## TASK GOAL
The listing below should be printed exactly, though its pictures must not be.

## DATA FOR REVIEW
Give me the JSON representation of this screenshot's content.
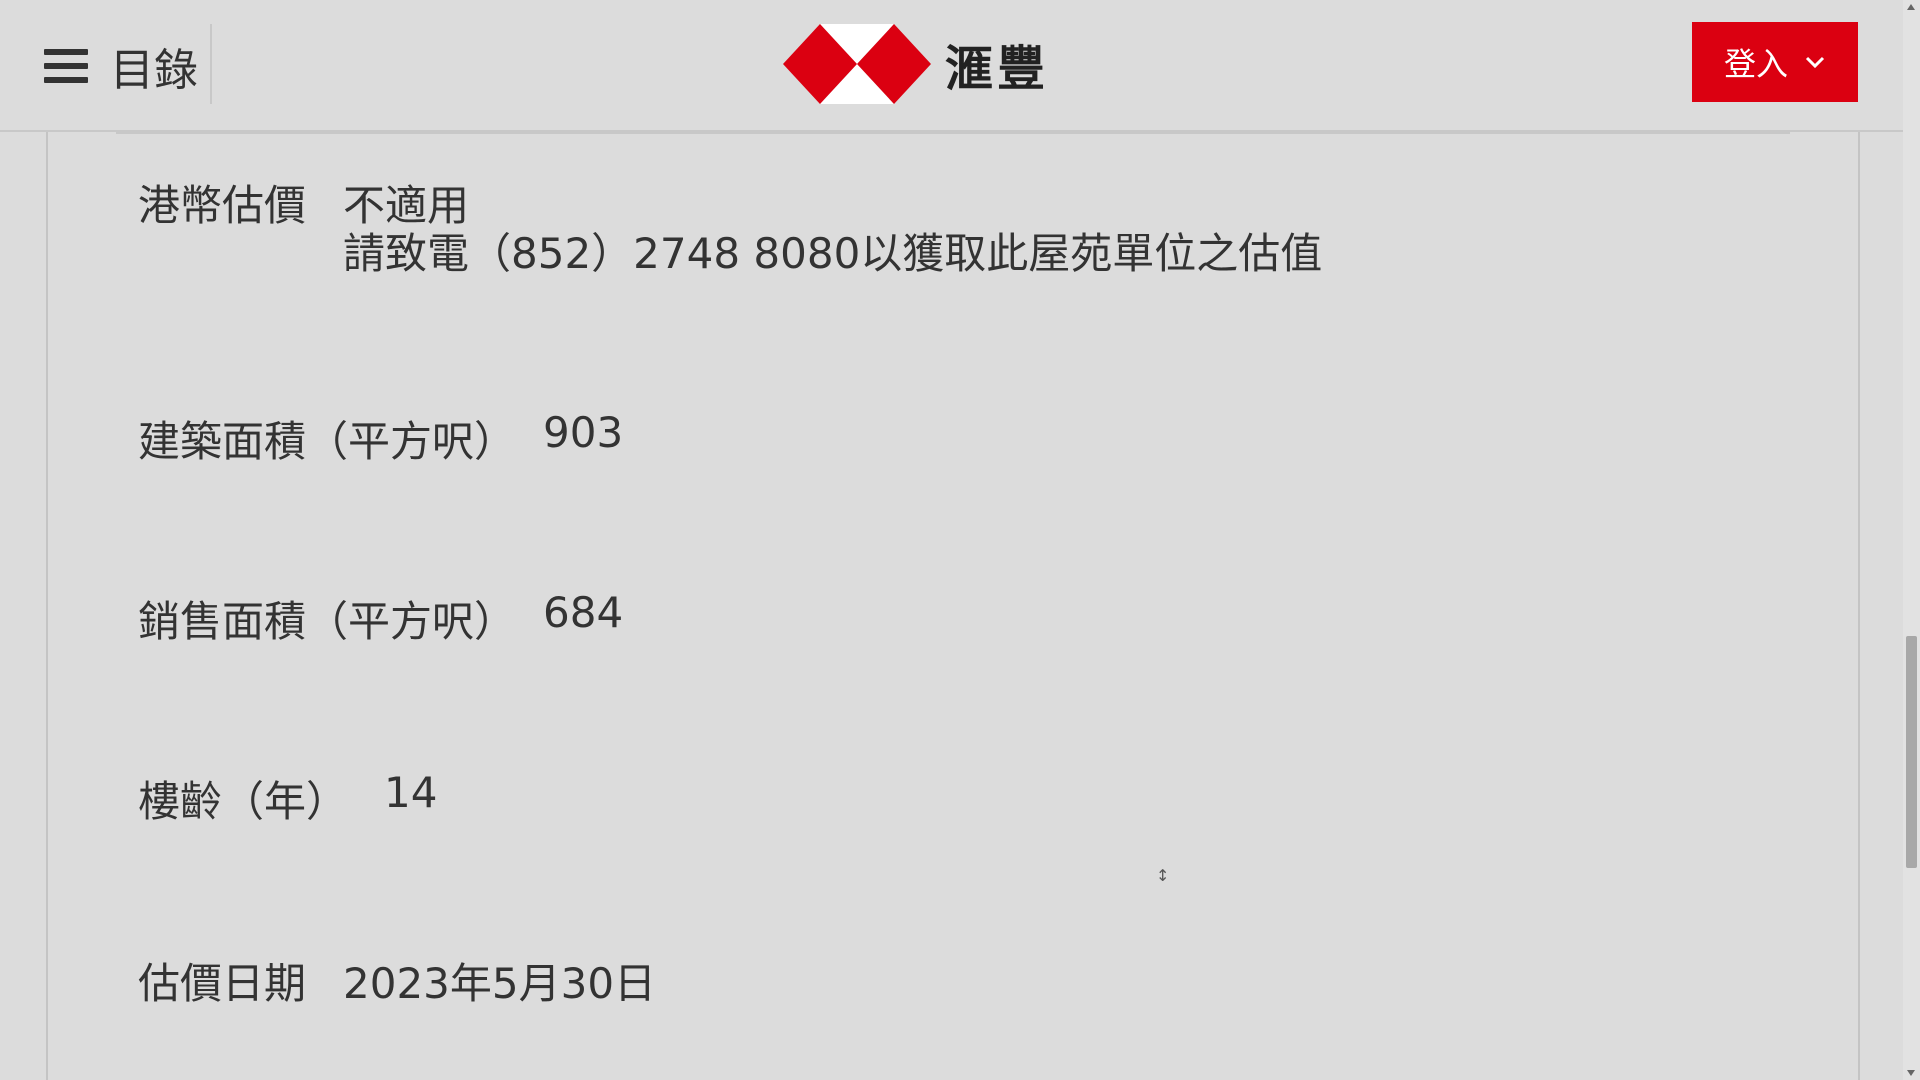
{
  "header": {
    "menu_label": "目錄",
    "brand_name": "滙豐",
    "login_label": "登入",
    "brand_color": "#db0011"
  },
  "details": [
    {
      "label": "港幣估價",
      "value_lines": [
        "不適用",
        "請致電（852）2748 8080以獲取此屋苑單位之估值"
      ]
    },
    {
      "label": "建築面積（平方呎）",
      "value": "903"
    },
    {
      "label": "銷售面積（平方呎）",
      "value": "684"
    },
    {
      "label": "樓齡（年）",
      "value": "14"
    },
    {
      "label": "估價日期",
      "value": "2023年5月30日"
    }
  ],
  "icons": {
    "menu": "hamburger-icon",
    "logo": "hexagon-logo-icon",
    "login_dropdown": "chevron-down-icon"
  }
}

## ANSWER
Give me the JSON representation of this screenshot's content.
{
  "header": {
    "menu_label": "目錄",
    "brand_name": "滙豐",
    "login_label": "登入",
    "brand_color": "#db0011"
  },
  "details": [
    {
      "label": "港幣估價",
      "value_lines": [
        "不適用",
        "請致電（852）2748 8080以獲取此屋苑單位之估值"
      ]
    },
    {
      "label": "建築面積（平方呎）",
      "value": "903"
    },
    {
      "label": "銷售面積（平方呎）",
      "value": "684"
    },
    {
      "label": "樓齡（年）",
      "value": "14"
    },
    {
      "label": "估價日期",
      "value": "2023年5月30日"
    }
  ],
  "icons": {
    "menu": "hamburger-icon",
    "logo": "hexagon-logo-icon",
    "login_dropdown": "chevron-down-icon"
  }
}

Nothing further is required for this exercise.